Fatty Liver Disease: Fighting the ‘Silent Epidemic’ Boosted by Genetic Testing and Lifestyle Support for At-Risk Americans

The Fatty Liver Foundation (FLF) has partnered with British start-up Sano Genetics to offer non-invasive genetic testing and community support to Americans at risk of and living with non-alcoholic fatty liver disease (NAFLD) and non-alcoholic steatohepatitis . (NASH).

The partnership aims to further close the knowledge gap on inherited risk factors with home DNA testing, as well as provide individuals with personalized opportunities to learn how to reduce their risk through their lifestyle and their diet, to keep abreast of new developments in treatments and research, and to participate in medical research and clinical trials themselves.

FLF’s Undiagnosed NAFLD and NASH (SUNN) Screening Program has already screened more than 1,000 asymptomatic and at-risk American adults for both conditions, with published results end of 2021. SUNN program expands with goal of screening 20,000 people in 20 US cities.

Sano Genetics, which combines a private-by-design technology platform and at-home testing to accelerate genetic disease research, has a strong track record of recruiting and maintaining participant engagement and education at the study, having launched a number of studies on the long Covid, irritable bowel disease, multiple sclerosis, Parkinson’s disease and Alzheimer’s disease.

Progress can’t come soon enough. The number of NAFLD cases in people over the age of 15 in the United States is expected to increase exponentially due to the growing epidemic of obesity and diabetes. By 2030, the overall prevalence of NAFLD is expected to reach 33.5%, with NASH increasing to 27%.

And worrying new data reveals that 42% of Americans report unwanted weight gains since the start of the pandemic. Adults who gained weight gained an average of 29 pounds, rising to 38 pounds among essential workers.

Fatty liver disease currently affects approximately 100 million Americans, although most are unaware they have it. Current medical standards policy is not to screen for liver disease unless people are sick and have symptoms.

Some 20 million people will go on to develop NAFLD, which is characterized by fatty or fatty liver cell infiltration, liver inflammation, liver cell damage, and fibrosis or scarring of the liver. And 5 million will progress to NASH, an advanced form of NAFLD, which is clinically significant and can lead to progressive liver fibrosis, cirrhosis and eventually advanced liver disease, liver cancer and death.

Despite recent scientific and medical advances, there is currently no effective pharmaceutical treatment for NAFLD. Currently, the only proven effective therapy is sustained weight loss achieved through diet and exercise or bariatric surgery. Early and comprehensive interventions, such as lifestyle and diet changes, can help halt progression, preserve liver function, and maintain quality of life.
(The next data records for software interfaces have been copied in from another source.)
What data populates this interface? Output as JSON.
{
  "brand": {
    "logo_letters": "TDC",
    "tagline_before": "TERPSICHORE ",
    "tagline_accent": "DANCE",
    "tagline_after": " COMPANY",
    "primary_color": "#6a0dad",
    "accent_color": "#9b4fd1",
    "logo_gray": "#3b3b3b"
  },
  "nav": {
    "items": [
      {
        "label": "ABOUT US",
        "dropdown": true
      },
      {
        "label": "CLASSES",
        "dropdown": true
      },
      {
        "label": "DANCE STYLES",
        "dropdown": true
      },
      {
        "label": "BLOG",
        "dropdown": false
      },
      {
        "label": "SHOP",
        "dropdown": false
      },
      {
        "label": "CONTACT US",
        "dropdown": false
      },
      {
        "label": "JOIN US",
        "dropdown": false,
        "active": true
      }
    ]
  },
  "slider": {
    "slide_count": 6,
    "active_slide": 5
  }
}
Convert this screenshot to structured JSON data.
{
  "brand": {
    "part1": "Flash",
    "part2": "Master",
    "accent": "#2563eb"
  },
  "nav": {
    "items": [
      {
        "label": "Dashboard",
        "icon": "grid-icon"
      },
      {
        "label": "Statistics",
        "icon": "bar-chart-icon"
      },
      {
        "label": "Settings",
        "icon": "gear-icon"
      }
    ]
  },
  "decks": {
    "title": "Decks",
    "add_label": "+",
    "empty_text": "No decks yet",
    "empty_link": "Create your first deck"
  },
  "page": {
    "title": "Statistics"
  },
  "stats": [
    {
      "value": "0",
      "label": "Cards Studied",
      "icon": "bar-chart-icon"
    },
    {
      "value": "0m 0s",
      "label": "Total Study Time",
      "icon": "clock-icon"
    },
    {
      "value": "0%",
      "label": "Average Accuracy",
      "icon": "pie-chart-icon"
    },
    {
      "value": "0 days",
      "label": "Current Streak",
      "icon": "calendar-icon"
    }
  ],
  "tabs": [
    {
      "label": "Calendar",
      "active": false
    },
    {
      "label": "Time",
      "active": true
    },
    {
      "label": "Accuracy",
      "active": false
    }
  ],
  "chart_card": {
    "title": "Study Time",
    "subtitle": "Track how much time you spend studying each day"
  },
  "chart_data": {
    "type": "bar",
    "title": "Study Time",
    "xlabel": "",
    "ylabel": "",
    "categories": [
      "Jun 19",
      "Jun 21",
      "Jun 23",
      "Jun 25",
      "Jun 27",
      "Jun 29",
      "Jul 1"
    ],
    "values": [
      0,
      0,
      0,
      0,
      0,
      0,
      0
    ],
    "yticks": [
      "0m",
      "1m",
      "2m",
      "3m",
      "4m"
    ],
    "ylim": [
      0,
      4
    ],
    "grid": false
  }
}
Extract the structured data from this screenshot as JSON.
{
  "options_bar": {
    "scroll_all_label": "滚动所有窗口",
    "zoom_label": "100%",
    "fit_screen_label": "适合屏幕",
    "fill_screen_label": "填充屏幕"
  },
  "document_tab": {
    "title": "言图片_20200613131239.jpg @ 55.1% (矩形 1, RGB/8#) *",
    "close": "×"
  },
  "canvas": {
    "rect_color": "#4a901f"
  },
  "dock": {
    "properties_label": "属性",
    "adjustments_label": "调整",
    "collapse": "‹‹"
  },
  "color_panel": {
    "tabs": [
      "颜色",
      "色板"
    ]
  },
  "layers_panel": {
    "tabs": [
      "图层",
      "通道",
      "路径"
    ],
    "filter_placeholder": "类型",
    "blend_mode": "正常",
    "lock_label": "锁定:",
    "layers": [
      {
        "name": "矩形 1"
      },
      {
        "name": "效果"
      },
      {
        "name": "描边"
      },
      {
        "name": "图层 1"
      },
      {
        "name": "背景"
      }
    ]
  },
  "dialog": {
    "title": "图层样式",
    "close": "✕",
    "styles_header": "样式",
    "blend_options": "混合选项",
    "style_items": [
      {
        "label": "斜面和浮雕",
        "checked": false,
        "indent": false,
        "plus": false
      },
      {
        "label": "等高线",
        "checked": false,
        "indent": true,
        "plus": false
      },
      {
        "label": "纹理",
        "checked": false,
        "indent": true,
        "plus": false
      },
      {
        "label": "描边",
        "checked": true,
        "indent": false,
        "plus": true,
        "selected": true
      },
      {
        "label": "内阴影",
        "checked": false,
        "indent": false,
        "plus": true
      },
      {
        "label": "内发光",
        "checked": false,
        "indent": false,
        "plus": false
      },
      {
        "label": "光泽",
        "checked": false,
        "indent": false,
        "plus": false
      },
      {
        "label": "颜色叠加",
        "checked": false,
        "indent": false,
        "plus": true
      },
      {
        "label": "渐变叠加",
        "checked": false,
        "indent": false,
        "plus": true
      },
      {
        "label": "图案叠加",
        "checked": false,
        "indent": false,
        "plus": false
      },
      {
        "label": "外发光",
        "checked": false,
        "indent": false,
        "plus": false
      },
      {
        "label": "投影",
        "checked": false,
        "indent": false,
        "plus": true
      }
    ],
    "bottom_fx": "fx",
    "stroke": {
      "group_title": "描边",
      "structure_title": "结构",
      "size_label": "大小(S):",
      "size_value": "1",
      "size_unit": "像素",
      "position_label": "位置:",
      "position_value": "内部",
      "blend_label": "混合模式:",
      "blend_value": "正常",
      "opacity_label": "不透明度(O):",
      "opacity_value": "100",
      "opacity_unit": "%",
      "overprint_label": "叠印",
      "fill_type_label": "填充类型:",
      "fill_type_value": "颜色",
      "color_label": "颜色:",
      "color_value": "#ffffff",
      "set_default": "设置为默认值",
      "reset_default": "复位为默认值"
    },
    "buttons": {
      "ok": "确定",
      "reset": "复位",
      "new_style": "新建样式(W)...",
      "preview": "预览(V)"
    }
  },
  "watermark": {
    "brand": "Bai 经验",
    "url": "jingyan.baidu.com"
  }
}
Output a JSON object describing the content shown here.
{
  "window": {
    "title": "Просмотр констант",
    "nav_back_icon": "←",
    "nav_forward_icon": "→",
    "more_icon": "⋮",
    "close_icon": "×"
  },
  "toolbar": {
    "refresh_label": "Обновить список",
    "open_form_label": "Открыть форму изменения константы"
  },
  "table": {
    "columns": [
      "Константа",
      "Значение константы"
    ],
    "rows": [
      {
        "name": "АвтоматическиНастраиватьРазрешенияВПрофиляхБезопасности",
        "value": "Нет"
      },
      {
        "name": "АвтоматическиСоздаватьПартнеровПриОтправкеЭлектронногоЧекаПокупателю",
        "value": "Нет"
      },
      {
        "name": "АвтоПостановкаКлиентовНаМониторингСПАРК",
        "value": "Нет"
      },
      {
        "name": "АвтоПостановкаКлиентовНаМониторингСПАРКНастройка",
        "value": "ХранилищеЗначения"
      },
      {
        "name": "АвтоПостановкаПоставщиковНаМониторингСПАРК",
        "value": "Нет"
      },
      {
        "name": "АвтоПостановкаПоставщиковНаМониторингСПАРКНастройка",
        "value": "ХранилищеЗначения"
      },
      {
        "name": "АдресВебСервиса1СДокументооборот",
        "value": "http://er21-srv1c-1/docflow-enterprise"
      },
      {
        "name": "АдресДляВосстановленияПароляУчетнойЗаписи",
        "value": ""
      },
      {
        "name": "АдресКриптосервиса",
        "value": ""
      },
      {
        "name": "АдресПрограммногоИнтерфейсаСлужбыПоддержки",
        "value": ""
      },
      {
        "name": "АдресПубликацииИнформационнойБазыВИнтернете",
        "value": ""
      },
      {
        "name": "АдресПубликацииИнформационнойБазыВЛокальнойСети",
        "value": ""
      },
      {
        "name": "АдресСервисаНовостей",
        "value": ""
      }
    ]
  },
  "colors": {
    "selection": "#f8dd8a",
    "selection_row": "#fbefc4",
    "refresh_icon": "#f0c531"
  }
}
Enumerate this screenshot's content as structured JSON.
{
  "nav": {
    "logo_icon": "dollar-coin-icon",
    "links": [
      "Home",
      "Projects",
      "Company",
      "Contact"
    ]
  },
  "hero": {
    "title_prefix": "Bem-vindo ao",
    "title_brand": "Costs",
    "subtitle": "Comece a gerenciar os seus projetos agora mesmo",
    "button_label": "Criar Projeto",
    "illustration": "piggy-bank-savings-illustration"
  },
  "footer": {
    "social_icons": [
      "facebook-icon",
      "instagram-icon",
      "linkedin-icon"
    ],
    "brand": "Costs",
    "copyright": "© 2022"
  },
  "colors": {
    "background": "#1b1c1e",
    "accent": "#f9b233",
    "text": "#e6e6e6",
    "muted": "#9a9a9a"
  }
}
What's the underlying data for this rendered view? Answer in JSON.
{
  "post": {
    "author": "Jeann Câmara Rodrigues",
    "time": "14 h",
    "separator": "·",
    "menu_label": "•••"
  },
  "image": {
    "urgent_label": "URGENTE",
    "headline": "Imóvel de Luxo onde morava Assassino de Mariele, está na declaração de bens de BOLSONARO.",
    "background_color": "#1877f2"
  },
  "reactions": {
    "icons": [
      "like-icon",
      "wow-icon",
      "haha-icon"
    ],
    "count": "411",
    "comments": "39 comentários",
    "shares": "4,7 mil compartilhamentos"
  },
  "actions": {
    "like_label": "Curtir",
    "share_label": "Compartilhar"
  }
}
In addition to the focus on early detection and screening, the SUNN program will match participants interested in clinical trials with opportunities to participate, including precision medicine trials using genetic markers such as PNPLA3.

Several research studies have shown that NAFLD/NASH can be inherited and can be influenced by many different genetic changes. Liver fibrosis has been shown to be an inherited trait, while family history can also impact the chances of developing the disease, particularly if a first-degree relative has NAFLD/NASH.

Wayne Eskridge, Founder and CEO of the Fatty Liver Foundation, says: “Genetic testing for NAFLD and NASH is critical to improving early detection of this largely asymptomatic and silent epidemic. It has the potential to usher in a new era of ‘precision liver health‘ that can improve our ability to provide the right liver health intervention to the right population at the right time.

“With the expertise and capabilities of Sano Genetics, we can help more people understand their inherited risk of NAFLD/NASH, detect it earlier, and potentially treat it more effectively.” Our partnership adds a whole new dimension to our SUNN program and we are excited about the opportunities for individuals and their families to support their prevention or treatment plans, as well as facilitating opportunities for them to participate in clinical trials.

Dr. Patrick Short, co-founder and CEO of Sano Genetics, says: “Genomics is key to early detection of this disease which often goes undiagnosed until symptoms present in later stages. If we can locate DNA markers that indicate predisposition in healthy or asymptomatic people, then early intervention becomes more likely. A better understanding of the genetic factors and underlying biology of NAFLD/NASH will also pave the way for more effective targeted therapies. The FLF has been doing excellent work for many years and we are proud to provide our technology and genetic testing capabilities to facilitate a proactive approach to slowing down and treating fatty liver conditions.

Comments are closed.